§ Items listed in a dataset
>>>

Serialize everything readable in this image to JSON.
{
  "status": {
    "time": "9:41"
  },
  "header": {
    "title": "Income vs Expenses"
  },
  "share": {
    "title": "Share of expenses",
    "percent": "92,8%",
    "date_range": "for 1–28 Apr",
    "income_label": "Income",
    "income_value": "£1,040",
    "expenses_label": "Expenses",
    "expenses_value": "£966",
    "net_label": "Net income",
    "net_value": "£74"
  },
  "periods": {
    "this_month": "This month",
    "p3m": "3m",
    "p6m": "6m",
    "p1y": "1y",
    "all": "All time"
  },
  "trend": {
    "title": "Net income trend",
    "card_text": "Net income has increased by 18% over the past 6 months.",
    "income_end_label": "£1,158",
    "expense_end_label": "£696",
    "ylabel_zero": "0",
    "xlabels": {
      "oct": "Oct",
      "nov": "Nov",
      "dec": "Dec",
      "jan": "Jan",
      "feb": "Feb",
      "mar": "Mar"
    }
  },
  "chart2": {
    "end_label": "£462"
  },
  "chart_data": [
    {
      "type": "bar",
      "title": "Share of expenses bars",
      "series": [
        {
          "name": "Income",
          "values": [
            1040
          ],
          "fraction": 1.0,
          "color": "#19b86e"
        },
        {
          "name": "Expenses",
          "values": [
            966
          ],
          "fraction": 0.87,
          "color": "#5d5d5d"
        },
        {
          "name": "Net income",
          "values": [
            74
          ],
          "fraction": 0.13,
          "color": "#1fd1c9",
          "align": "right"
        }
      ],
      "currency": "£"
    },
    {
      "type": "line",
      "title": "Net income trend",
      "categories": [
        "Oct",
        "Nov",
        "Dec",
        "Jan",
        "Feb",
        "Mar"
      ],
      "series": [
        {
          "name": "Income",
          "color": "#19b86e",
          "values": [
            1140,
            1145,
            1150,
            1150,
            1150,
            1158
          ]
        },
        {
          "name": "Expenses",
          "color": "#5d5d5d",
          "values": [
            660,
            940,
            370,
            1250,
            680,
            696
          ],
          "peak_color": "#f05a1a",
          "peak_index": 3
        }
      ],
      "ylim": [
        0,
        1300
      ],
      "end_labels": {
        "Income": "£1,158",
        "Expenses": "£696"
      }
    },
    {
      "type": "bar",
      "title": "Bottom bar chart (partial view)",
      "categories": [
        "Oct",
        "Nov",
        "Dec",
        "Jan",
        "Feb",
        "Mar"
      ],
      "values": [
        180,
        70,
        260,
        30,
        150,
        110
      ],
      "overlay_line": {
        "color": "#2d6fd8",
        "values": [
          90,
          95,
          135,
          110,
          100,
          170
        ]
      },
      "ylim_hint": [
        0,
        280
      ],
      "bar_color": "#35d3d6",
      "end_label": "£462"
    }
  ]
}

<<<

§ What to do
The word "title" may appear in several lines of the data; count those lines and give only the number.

§ Solution for this exercise
6